Stored data
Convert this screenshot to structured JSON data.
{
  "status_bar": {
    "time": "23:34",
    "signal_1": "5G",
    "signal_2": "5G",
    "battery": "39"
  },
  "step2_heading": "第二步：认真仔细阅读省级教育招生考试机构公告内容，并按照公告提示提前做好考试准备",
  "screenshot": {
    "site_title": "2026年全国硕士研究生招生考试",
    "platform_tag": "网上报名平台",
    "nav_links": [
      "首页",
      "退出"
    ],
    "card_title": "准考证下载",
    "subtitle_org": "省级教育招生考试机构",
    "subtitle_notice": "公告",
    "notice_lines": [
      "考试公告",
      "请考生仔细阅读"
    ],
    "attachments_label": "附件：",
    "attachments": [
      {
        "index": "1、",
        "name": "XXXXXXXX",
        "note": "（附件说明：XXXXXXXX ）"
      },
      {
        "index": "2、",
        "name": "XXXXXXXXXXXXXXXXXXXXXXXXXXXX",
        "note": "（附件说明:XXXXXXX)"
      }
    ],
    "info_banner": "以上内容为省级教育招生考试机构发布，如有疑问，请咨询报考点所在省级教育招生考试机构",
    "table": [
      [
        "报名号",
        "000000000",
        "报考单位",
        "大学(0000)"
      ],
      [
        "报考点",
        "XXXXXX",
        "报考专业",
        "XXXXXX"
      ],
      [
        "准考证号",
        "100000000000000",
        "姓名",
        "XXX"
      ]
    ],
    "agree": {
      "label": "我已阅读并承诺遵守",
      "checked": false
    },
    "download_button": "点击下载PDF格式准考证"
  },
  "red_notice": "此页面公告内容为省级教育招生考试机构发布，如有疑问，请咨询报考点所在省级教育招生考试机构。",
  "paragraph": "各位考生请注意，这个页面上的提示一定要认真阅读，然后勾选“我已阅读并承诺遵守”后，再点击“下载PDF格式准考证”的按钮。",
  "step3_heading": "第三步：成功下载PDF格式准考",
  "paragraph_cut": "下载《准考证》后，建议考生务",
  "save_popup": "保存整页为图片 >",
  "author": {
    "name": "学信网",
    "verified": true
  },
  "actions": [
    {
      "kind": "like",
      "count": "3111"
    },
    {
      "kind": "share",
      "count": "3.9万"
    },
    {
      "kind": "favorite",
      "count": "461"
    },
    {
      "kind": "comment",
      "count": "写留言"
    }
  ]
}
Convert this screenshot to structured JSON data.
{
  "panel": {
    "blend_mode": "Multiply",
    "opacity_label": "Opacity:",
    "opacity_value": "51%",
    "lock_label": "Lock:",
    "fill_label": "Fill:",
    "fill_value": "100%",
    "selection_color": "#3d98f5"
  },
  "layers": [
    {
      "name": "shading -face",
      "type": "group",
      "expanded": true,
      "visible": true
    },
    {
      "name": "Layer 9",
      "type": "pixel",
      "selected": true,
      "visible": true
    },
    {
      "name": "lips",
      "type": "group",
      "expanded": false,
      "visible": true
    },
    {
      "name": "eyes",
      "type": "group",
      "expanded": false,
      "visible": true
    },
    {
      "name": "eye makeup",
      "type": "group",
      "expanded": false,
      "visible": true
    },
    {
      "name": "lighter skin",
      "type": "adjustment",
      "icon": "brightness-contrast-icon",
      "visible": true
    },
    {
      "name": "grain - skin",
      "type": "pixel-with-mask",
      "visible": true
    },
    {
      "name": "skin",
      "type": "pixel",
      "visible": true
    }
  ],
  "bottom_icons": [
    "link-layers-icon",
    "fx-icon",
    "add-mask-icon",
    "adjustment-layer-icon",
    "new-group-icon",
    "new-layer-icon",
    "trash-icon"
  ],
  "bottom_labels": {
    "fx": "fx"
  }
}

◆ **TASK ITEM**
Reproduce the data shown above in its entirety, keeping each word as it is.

◆ **REPLY TO THE EXERCISE**
Convert this screenshot to structured JSON data.
{
  "status_bar": {
    "time": "23:34",
    "signal_1": "5G",
    "signal_2": "5G",
    "battery": "39"
  },
  "step2_heading": "第二步：认真仔细阅读省级教育招生考试机构公告内容，并按照公告提示提前做好考试准备",
  "screenshot": {
    "site_title": "2026年全国硕士研究生招生考试",
    "platform_tag": "网上报名平台",
    "nav_links": [
      "首页",
      "退出"
    ],
    "card_title": "准考证下载",
    "subtitle_org": "省级教育招生考试机构",
    "subtitle_notice": "公告",
    "notice_lines": [
      "考试公告",
      "请考生仔细阅读"
    ],
    "attachments_label": "附件：",
    "attachments": [
      {
        "index": "1、",
        "name": "XXXXXXXX",
        "note": "（附件说明：XXXXXXXX ）"
      },
      {
        "index": "2、",
        "name": "XXXXXXXXXXXXXXXXXXXXXXXXXXXX",
        "note": "（附件说明:XXXXXXX)"
      }
    ],
    "info_banner": "以上内容为省级教育招生考试机构发布，如有疑问，请咨询报考点所在省级教育招生考试机构",
    "table": [
      [
        "报名号",
        "000000000",
        "报考单位",
        "大学(0000)"
      ],
      [
        "报考点",
        "XXXXXX",
        "报考专业",
        "XXXXXX"
      ],
      [
        "准考证号",
        "100000000000000",
        "姓名",
        "XXX"
      ]
    ],
    "agree": {
      "label": "我已阅读并承诺遵守",
      "checked": false
    },
    "download_button": "点击下载PDF格式准考证"
  },
  "red_notice": "此页面公告内容为省级教育招生考试机构发布，如有疑问，请咨询报考点所在省级教育招生考试机构。",
  "paragraph": "各位考生请注意，这个页面上的提示一定要认真阅读，然后勾选“我已阅读并承诺遵守”后，再点击“下载PDF格式准考证”的按钮。",
  "step3_heading": "第三步：成功下载PDF格式准考",
  "paragraph_cut": "下载《准考证》后，建议考生务",
  "save_popup": "保存整页为图片 >",
  "author": {
    "name": "学信网",
    "verified": true
  },
  "actions": [
    {
      "kind": "like",
      "count": "3111"
    },
    {
      "kind": "share",
      "count": "3.9万"
    },
    {
      "kind": "favorite",
      "count": "461"
    },
    {
      "kind": "comment",
      "count": "写留言"
    }
  ]
}
Convert this screenshot to structured JSON data.
{
  "panel": {
    "blend_mode": "Multiply",
    "opacity_label": "Opacity:",
    "opacity_value": "51%",
    "lock_label": "Lock:",
    "fill_label": "Fill:",
    "fill_value": "100%",
    "selection_color": "#3d98f5"
  },
  "layers": [
    {
      "name": "shading -face",
      "type": "group",
      "expanded": true,
      "visible": true
    },
    {
      "name": "Layer 9",
      "type": "pixel",
      "selected": true,
      "visible": true
    },
    {
      "name": "lips",
      "type": "group",
      "expanded": false,
      "visible": true
    },
    {
      "name": "eyes",
      "type": "group",
      "expanded": false,
      "visible": true
    },
    {
      "name": "eye makeup",
      "type": "group",
      "expanded": false,
      "visible": true
    },
    {
      "name": "lighter skin",
      "type": "adjustment",
      "icon": "brightness-contrast-icon",
      "visible": true
    },
    {
      "name": "grain - skin",
      "type": "pixel-with-mask",
      "visible": true
    },
    {
      "name": "skin",
      "type": "pixel",
      "visible": true
    }
  ],
  "bottom_icons": [
    "link-layers-icon",
    "fx-icon",
    "add-mask-icon",
    "adjustment-layer-icon",
    "new-group-icon",
    "new-layer-icon",
    "trash-icon"
  ],
  "bottom_labels": {
    "fx": "fx"
  }
}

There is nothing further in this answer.